> DATA FOR THIS EXERCISE:
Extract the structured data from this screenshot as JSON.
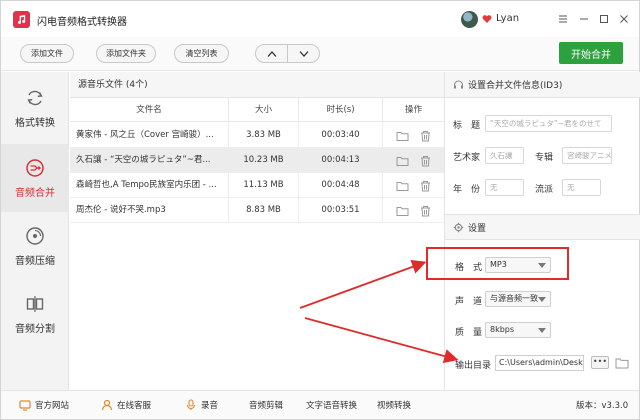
{
  "app": {
    "title": "闪电音频格式转换器",
    "username": "Lyan"
  },
  "toolbar": {
    "add_file": "添加文件",
    "add_folder": "添加文件夹",
    "clear_list": "清空列表",
    "start_merge": "开始合并"
  },
  "sidebar": {
    "items": [
      {
        "label": "格式转换",
        "icon": "refresh-icon"
      },
      {
        "label": "音频合并",
        "icon": "merge-icon"
      },
      {
        "label": "音频压缩",
        "icon": "disc-icon"
      },
      {
        "label": "音频分割",
        "icon": "split-icon"
      }
    ]
  },
  "filelist": {
    "header": "源音乐文件 (4个)",
    "columns": [
      "文件名",
      "大小",
      "时长(s)",
      "操作"
    ],
    "rows": [
      {
        "name": "黄家伟 - 风之丘（Cover 宫崎骏）...",
        "size": "3.83 MB",
        "duration": "00:03:40"
      },
      {
        "name": "久石讓 - “天空の城ラピュタ”~君...",
        "size": "10.23 MB",
        "duration": "00:04:13"
      },
      {
        "name": "森崎哲也,A Tempo民族室内乐团 - ...",
        "size": "11.13 MB",
        "duration": "00:04:48"
      },
      {
        "name": "周杰伦 - 说好不哭.mp3",
        "size": "8.83 MB",
        "duration": "00:03:51"
      }
    ]
  },
  "id3": {
    "header": "设置合并文件信息(ID3)",
    "title_label": "标　题",
    "title_placeholder": "“天空の城ラピュタ”~君をのせて",
    "artist_label": "艺术家",
    "artist_value": "久石讓",
    "album_label": "专辑",
    "album_value": "宫崎骏アニメ...",
    "year_label": "年　份",
    "year_value": "无",
    "genre_label": "流派",
    "genre_value": "无"
  },
  "settings": {
    "header": "设置",
    "format_label": "格　式",
    "format_value": "MP3",
    "channel_label": "声　道",
    "channel_value": "与源音频一致",
    "quality_label": "质　量",
    "quality_value": "8kbps",
    "output_label": "输出目录",
    "output_value": "C:\\Users\\admin\\Desktc",
    "dots_label": "•••"
  },
  "statusbar": {
    "items": [
      {
        "label": "官方网站",
        "icon": "home-icon"
      },
      {
        "label": "在线客服",
        "icon": "support-icon"
      },
      {
        "label": "录音",
        "icon": "mic-icon"
      },
      {
        "label": "音频剪辑",
        "icon": "clip-icon"
      },
      {
        "label": "文字语音转换",
        "icon": "text-icon"
      },
      {
        "label": "视频转换",
        "icon": "video-icon"
      }
    ],
    "version": "版本：v3.3.0"
  },
  "colors": {
    "accent_red": "#d92e3a",
    "start_green": "#2da13d",
    "annotation_red": "#e02b2b"
  }
}
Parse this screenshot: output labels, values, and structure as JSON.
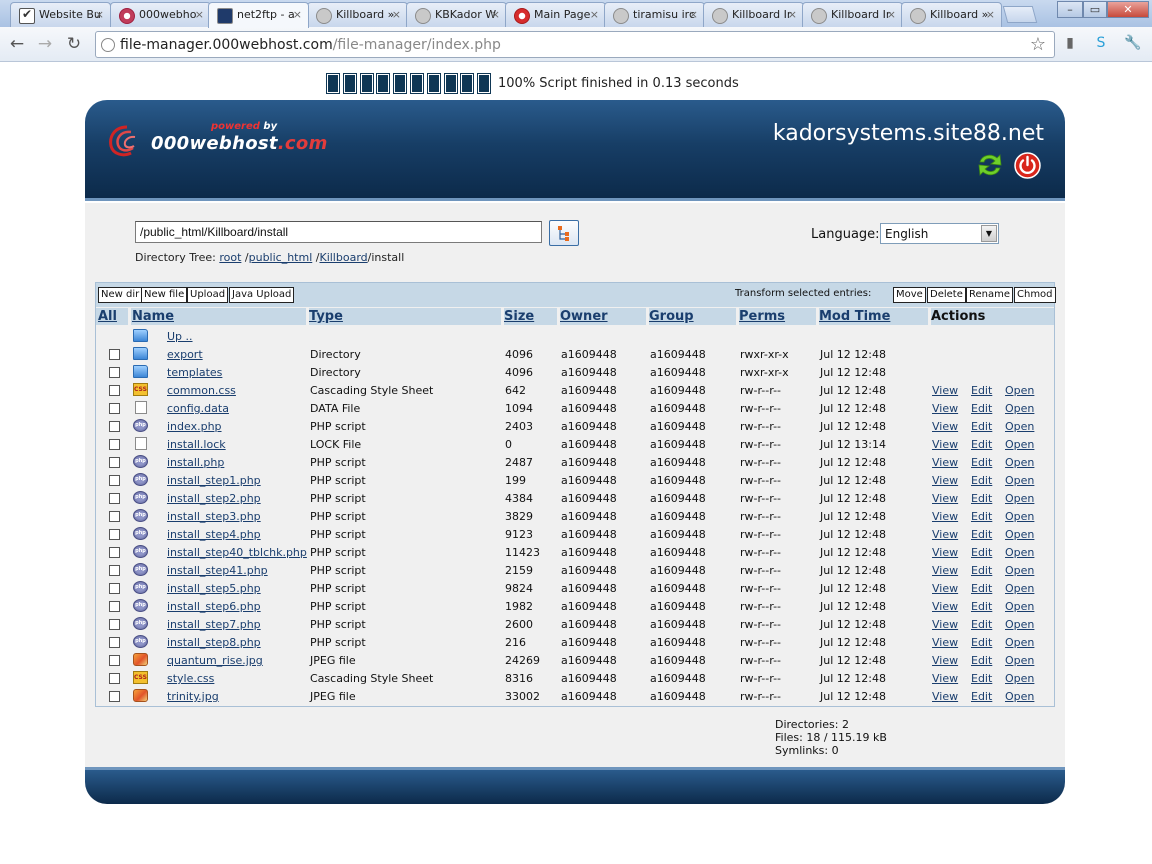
{
  "browser": {
    "tabs": [
      {
        "label": "Website Bu",
        "icon": "checkbox-icon"
      },
      {
        "label": "000webho",
        "icon": "swirl-icon"
      },
      {
        "label": "net2ftp - a",
        "icon": "arrow-icon"
      },
      {
        "label": "Killboard »",
        "icon": "globe-icon"
      },
      {
        "label": "KBKador W",
        "icon": "globe-icon"
      },
      {
        "label": "Main Page",
        "icon": "gear-red-icon"
      },
      {
        "label": "tiramisu irc",
        "icon": "globe-icon"
      },
      {
        "label": "Killboard Ir",
        "icon": "globe-icon"
      },
      {
        "label": "Killboard Ir",
        "icon": "globe-icon"
      },
      {
        "label": "Killboard »",
        "icon": "globe-icon"
      }
    ],
    "url_host": "file-manager.000webhost.com",
    "url_path": "/file-manager/index.php"
  },
  "progress": {
    "percent": 100,
    "text": "100% Script finished in 0.13 seconds"
  },
  "header": {
    "powered_by": "powered",
    "by": "by",
    "logo_main": "000webhost",
    "logo_tld": ".com",
    "site": "kadorsystems.site88.net"
  },
  "nav": {
    "path_value": "/public_html/Killboard/install",
    "tree_label": "Directory Tree:",
    "tree": [
      {
        "text": "root",
        "link": true
      },
      {
        "text": "/",
        "link": false
      },
      {
        "text": "public_html",
        "link": true
      },
      {
        "text": "/",
        "link": false
      },
      {
        "text": "Killboard",
        "link": true
      },
      {
        "text": "/install",
        "link": false
      }
    ],
    "language_label": "Language:",
    "language_value": "English"
  },
  "actions": {
    "left": [
      "New dir",
      "New file",
      "Upload",
      "Java Upload"
    ],
    "transform_label": "Transform selected entries:",
    "right": [
      "Move",
      "Delete",
      "Rename",
      "Chmod"
    ]
  },
  "columns": {
    "all": "All",
    "name": "Name",
    "type": "Type",
    "size": "Size",
    "owner": "Owner",
    "group": "Group",
    "perms": "Perms",
    "mtime": "Mod Time",
    "actions": "Actions"
  },
  "row_actions": {
    "view": "View",
    "edit": "Edit",
    "open": "Open"
  },
  "up_label": "Up ..",
  "entries": [
    {
      "name": "export",
      "type": "Directory",
      "size": "4096",
      "owner": "a1609448",
      "group": "a1609448",
      "perms": "rwxr-xr-x",
      "mtime": "Jul 12 12:48",
      "icon": "folder"
    },
    {
      "name": "templates",
      "type": "Directory",
      "size": "4096",
      "owner": "a1609448",
      "group": "a1609448",
      "perms": "rwxr-xr-x",
      "mtime": "Jul 12 12:48",
      "icon": "folder"
    },
    {
      "name": "common.css",
      "type": "Cascading Style Sheet",
      "size": "642",
      "owner": "a1609448",
      "group": "a1609448",
      "perms": "rw-r--r--",
      "mtime": "Jul 12 12:48",
      "icon": "css"
    },
    {
      "name": "config.data",
      "type": "DATA File",
      "size": "1094",
      "owner": "a1609448",
      "group": "a1609448",
      "perms": "rw-r--r--",
      "mtime": "Jul 12 12:48",
      "icon": "file"
    },
    {
      "name": "index.php",
      "type": "PHP script",
      "size": "2403",
      "owner": "a1609448",
      "group": "a1609448",
      "perms": "rw-r--r--",
      "mtime": "Jul 12 12:48",
      "icon": "php"
    },
    {
      "name": "install.lock",
      "type": "LOCK File",
      "size": "0",
      "owner": "a1609448",
      "group": "a1609448",
      "perms": "rw-r--r--",
      "mtime": "Jul 12 13:14",
      "icon": "file"
    },
    {
      "name": "install.php",
      "type": "PHP script",
      "size": "2487",
      "owner": "a1609448",
      "group": "a1609448",
      "perms": "rw-r--r--",
      "mtime": "Jul 12 12:48",
      "icon": "php"
    },
    {
      "name": "install_step1.php",
      "type": "PHP script",
      "size": "199",
      "owner": "a1609448",
      "group": "a1609448",
      "perms": "rw-r--r--",
      "mtime": "Jul 12 12:48",
      "icon": "php"
    },
    {
      "name": "install_step2.php",
      "type": "PHP script",
      "size": "4384",
      "owner": "a1609448",
      "group": "a1609448",
      "perms": "rw-r--r--",
      "mtime": "Jul 12 12:48",
      "icon": "php"
    },
    {
      "name": "install_step3.php",
      "type": "PHP script",
      "size": "3829",
      "owner": "a1609448",
      "group": "a1609448",
      "perms": "rw-r--r--",
      "mtime": "Jul 12 12:48",
      "icon": "php"
    },
    {
      "name": "install_step4.php",
      "type": "PHP script",
      "size": "9123",
      "owner": "a1609448",
      "group": "a1609448",
      "perms": "rw-r--r--",
      "mtime": "Jul 12 12:48",
      "icon": "php"
    },
    {
      "name": "install_step40_tblchk.php",
      "type": "PHP script",
      "size": "11423",
      "owner": "a1609448",
      "group": "a1609448",
      "perms": "rw-r--r--",
      "mtime": "Jul 12 12:48",
      "icon": "php"
    },
    {
      "name": "install_step41.php",
      "type": "PHP script",
      "size": "2159",
      "owner": "a1609448",
      "group": "a1609448",
      "perms": "rw-r--r--",
      "mtime": "Jul 12 12:48",
      "icon": "php"
    },
    {
      "name": "install_step5.php",
      "type": "PHP script",
      "size": "9824",
      "owner": "a1609448",
      "group": "a1609448",
      "perms": "rw-r--r--",
      "mtime": "Jul 12 12:48",
      "icon": "php"
    },
    {
      "name": "install_step6.php",
      "type": "PHP script",
      "size": "1982",
      "owner": "a1609448",
      "group": "a1609448",
      "perms": "rw-r--r--",
      "mtime": "Jul 12 12:48",
      "icon": "php"
    },
    {
      "name": "install_step7.php",
      "type": "PHP script",
      "size": "2600",
      "owner": "a1609448",
      "group": "a1609448",
      "perms": "rw-r--r--",
      "mtime": "Jul 12 12:48",
      "icon": "php"
    },
    {
      "name": "install_step8.php",
      "type": "PHP script",
      "size": "216",
      "owner": "a1609448",
      "group": "a1609448",
      "perms": "rw-r--r--",
      "mtime": "Jul 12 12:48",
      "icon": "php"
    },
    {
      "name": "quantum_rise.jpg",
      "type": "JPEG file",
      "size": "24269",
      "owner": "a1609448",
      "group": "a1609448",
      "perms": "rw-r--r--",
      "mtime": "Jul 12 12:48",
      "icon": "jpg"
    },
    {
      "name": "style.css",
      "type": "Cascading Style Sheet",
      "size": "8316",
      "owner": "a1609448",
      "group": "a1609448",
      "perms": "rw-r--r--",
      "mtime": "Jul 12 12:48",
      "icon": "css"
    },
    {
      "name": "trinity.jpg",
      "type": "JPEG file",
      "size": "33002",
      "owner": "a1609448",
      "group": "a1609448",
      "perms": "rw-r--r--",
      "mtime": "Jul 12 12:48",
      "icon": "jpg"
    }
  ],
  "summary": {
    "directories": "Directories: 2",
    "files": "Files: 18 / 115.19 kB",
    "symlinks": "Symlinks: 0"
  },
  "colors": {
    "header_dark": "#0c2a4a",
    "header_light": "#2a5b8c",
    "link": "#1a3e6e",
    "bar_bg": "#c6d8e6"
  }
}
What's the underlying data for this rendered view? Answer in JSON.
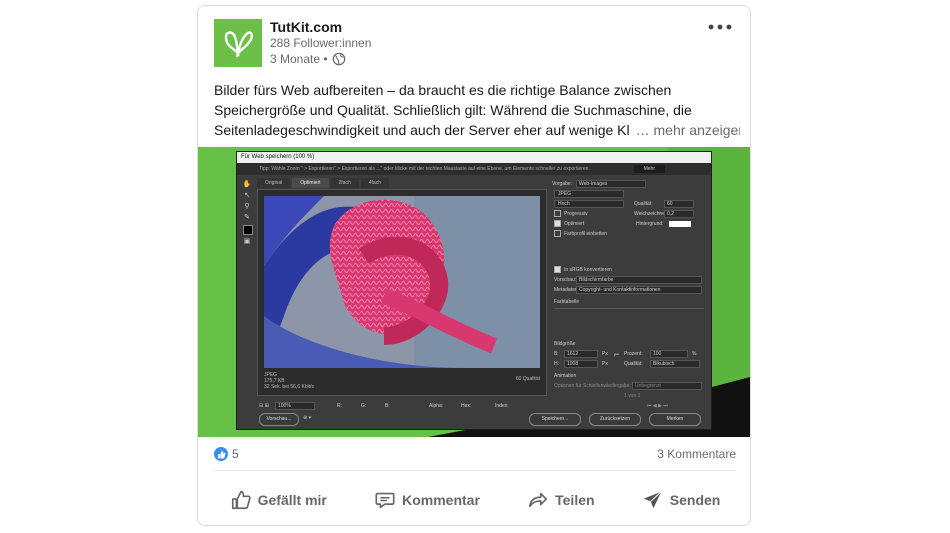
{
  "post": {
    "author": "TutKit.com",
    "followers": "288 Follower:innen",
    "time": "3 Monate •",
    "text_lines": [
      "Bilder fürs Web aufbereiten – da braucht es die richtige Balance zwischen",
      "Speichergröße und Qualität. Schließlich gilt: Während die Suchmaschine, die",
      "Seitenladegeschwindigkeit und auch der Server eher auf wenige Kl"
    ],
    "see_more": "… mehr anzeigen"
  },
  "screenshot": {
    "title": "Für Web speichern (100 %)",
    "tip": "Tipp: Wähle Zoom \" > Exportieren\" > Exportieren als ...\" oder klicke mit der rechten Maustaste auf eine Ebene, um Elemente schneller zu exportieren.",
    "mehr": "Mehr",
    "tabs": [
      "Original",
      "Optimiert",
      "2fach",
      "4fach"
    ],
    "info_lines": [
      "JPEG",
      "175,7 KB",
      "32 Sek. bei 56,6 Kbit/s"
    ],
    "quality_readout": "60 Qualität",
    "panel": {
      "preset_label": "Vorgabe:",
      "preset_value": "Web-Images",
      "format": "JPEG",
      "compression": "Hoch",
      "quality_label": "Qualität:",
      "quality_value": "60",
      "progressive": "Progressiv",
      "blur_label": "Weichzeichnen:",
      "blur_value": "0,2",
      "optimized": "Optimiert",
      "matte_label": "Hintergrund:",
      "embed_profile": "Farbprofil einbetten",
      "convert_srgb": "In sRGB konvertieren",
      "preview_label": "Vorschau:",
      "preview_value": "Bildschirmfarbe",
      "metadata_label": "Metadaten:",
      "metadata_value": "Copyright- und Kontaktinformationen",
      "color_table": "Farbtabelle",
      "image_size": "Bildgröße",
      "w_label": "B:",
      "w_value": "1612",
      "h_label": "H:",
      "h_value": "1008",
      "px": "Px",
      "percent_label": "Prozent:",
      "percent_value": "100",
      "percent_unit": "%",
      "quality2_label": "Qualität:",
      "quality2_value": "Bikubisch",
      "animation": "Animation",
      "loop_label": "Optionen für Schleifenwiedergabe:",
      "loop_value": "Unbegrenzt",
      "frames": "1 von 1"
    },
    "zoom": "100%",
    "bottom_labels": [
      "R:",
      "G:",
      "B:",
      "Alpha:",
      "Hex:",
      "Index:"
    ],
    "buttons": {
      "preview": "Vorschau...",
      "save": "Speichern...",
      "reset": "Zurücksetzen",
      "remember": "Merken"
    }
  },
  "social": {
    "reactions_count": "5",
    "comments": "3 Kommentare"
  },
  "actions": {
    "like": "Gefällt mir",
    "comment": "Kommentar",
    "share": "Teilen",
    "send": "Senden"
  },
  "colors": {
    "brand_green": "#6cc04a",
    "like_blue": "#378fe9"
  }
}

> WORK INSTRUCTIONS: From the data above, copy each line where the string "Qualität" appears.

> RESULT FOR THIS TASK:
      "Speichergröße und Qualität. Schließlich gilt: Während die Suchmaschine, die",
    "quality_readout": "60 Qualität",
      "quality_label": "Qualität:",
      "quality2_label": "Qualität:",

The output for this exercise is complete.